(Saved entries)
· · · ·
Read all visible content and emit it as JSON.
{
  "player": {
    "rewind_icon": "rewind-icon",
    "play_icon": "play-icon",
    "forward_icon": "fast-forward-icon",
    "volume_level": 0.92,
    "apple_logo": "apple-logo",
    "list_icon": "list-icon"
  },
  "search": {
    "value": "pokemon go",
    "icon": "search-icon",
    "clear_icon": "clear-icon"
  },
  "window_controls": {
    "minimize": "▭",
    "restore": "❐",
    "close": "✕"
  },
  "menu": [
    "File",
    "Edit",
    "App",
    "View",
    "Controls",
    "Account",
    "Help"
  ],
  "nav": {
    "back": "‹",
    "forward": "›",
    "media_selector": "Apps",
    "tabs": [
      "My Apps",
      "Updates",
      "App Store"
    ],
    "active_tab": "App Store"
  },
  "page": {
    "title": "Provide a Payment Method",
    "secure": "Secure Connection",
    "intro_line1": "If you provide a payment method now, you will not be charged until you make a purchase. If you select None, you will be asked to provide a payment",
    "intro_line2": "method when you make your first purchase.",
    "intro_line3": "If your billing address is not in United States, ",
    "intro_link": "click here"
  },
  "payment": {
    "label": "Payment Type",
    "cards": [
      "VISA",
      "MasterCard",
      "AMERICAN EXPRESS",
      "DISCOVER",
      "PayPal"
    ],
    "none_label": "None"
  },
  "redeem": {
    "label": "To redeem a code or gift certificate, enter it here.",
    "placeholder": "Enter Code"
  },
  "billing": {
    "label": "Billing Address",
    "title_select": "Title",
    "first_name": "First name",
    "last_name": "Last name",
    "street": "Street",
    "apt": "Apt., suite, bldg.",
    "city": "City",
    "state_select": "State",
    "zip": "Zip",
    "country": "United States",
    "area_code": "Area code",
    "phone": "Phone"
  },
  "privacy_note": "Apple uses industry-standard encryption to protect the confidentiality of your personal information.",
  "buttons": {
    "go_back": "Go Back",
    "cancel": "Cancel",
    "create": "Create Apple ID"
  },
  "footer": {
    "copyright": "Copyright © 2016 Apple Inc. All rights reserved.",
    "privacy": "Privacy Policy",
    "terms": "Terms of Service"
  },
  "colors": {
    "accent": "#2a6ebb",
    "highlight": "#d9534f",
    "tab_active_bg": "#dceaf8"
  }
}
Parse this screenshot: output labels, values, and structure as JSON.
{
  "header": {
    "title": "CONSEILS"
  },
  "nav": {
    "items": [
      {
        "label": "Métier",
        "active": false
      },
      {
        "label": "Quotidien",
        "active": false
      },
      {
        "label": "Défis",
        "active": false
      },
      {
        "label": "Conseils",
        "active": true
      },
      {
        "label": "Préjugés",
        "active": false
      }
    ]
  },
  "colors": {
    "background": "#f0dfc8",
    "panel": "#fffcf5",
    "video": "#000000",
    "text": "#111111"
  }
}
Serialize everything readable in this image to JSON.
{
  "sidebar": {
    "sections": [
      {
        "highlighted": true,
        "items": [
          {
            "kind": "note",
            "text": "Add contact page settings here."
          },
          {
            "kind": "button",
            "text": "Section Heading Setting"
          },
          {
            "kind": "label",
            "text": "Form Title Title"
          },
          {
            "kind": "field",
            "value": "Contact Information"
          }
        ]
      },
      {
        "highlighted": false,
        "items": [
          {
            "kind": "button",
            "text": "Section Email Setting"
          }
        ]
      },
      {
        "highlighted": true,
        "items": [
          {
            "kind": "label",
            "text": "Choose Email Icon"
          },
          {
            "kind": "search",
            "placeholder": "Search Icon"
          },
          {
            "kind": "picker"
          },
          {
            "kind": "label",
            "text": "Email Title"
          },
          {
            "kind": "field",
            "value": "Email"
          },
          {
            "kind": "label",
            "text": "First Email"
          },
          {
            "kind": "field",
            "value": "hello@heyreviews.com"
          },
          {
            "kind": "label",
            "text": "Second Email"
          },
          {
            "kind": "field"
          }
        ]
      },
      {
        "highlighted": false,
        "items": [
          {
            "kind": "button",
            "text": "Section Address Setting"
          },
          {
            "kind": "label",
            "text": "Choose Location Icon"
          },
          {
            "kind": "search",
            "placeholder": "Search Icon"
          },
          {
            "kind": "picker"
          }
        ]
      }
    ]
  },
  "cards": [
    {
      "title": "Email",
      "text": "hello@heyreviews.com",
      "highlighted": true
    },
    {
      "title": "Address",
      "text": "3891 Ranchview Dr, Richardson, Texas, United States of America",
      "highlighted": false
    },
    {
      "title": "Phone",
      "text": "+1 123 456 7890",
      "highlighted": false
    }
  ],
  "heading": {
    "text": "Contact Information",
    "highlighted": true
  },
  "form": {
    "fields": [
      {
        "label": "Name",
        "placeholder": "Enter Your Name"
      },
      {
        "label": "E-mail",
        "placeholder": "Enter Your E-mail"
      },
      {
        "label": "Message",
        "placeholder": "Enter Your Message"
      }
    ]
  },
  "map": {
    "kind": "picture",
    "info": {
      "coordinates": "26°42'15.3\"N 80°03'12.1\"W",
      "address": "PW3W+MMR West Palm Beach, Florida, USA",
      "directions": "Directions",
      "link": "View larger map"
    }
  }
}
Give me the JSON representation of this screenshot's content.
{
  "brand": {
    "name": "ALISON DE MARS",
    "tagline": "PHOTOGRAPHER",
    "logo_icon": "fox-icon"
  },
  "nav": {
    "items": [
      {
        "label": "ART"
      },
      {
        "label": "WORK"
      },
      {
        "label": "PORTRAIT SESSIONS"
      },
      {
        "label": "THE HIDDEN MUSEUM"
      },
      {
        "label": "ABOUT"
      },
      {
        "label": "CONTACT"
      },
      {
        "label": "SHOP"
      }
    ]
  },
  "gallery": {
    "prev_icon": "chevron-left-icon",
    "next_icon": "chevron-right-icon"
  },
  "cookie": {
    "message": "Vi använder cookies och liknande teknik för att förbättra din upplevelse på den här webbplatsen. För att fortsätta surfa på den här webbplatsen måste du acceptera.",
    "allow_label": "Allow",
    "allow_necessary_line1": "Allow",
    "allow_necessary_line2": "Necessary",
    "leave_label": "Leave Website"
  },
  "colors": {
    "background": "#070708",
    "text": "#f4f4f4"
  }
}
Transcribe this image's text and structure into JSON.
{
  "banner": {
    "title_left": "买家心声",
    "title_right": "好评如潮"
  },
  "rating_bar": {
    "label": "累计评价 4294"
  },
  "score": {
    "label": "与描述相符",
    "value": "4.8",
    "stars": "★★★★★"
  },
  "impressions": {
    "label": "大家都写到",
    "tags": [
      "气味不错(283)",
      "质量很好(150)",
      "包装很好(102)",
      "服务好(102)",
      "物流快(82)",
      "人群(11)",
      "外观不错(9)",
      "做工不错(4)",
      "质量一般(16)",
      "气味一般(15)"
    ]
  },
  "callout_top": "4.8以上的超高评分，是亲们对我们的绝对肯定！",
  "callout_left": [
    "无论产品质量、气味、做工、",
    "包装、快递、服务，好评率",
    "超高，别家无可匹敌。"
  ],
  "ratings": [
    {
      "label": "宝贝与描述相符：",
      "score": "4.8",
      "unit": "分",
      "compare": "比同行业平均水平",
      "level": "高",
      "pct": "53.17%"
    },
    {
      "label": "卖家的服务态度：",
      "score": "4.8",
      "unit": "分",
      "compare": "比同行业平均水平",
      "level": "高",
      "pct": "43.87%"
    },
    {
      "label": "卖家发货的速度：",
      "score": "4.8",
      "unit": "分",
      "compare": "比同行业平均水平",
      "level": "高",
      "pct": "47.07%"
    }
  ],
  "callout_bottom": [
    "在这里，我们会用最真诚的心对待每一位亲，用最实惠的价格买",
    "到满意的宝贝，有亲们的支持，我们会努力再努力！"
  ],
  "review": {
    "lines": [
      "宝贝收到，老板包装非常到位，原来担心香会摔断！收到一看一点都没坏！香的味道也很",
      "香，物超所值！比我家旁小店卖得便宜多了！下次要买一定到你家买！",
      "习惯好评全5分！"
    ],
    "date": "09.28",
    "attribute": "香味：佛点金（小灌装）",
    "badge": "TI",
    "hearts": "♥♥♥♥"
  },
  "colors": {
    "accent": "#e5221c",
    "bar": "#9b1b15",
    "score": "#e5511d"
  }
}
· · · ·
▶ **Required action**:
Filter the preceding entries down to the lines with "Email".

▶ **Problem solution**:
            "text": "Section Email Setting"
            "text": "Choose Email Icon"
            "text": "Email Title"
            "value": "Email"
            "text": "First Email"
            "text": "Second Email"
      "title": "Email",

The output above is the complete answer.